[DATA EXTRACT]
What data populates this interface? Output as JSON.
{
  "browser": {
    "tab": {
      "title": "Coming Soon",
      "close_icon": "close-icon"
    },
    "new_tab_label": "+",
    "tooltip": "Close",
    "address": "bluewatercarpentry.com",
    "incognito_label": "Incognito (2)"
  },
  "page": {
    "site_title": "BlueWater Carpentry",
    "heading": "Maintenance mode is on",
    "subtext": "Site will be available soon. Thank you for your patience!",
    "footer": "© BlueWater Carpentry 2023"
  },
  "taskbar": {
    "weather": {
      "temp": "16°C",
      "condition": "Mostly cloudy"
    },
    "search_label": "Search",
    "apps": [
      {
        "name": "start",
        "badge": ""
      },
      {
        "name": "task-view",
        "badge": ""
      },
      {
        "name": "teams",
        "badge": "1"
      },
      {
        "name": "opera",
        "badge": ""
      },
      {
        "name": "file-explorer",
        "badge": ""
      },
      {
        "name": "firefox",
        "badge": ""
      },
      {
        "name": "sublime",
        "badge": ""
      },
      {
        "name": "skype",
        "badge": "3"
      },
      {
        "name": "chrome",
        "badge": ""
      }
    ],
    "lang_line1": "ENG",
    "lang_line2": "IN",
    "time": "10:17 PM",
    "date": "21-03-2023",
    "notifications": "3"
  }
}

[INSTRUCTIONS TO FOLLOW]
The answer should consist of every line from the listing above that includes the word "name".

[RESPONSE TO THIS TASK]
        "name": "start",
        "name": "task-view",
        "name": "teams",
        "name": "opera",
        "name": "file-explorer",
        "name": "firefox",
        "name": "sublime",
        "name": "skype",
        "name": "chrome",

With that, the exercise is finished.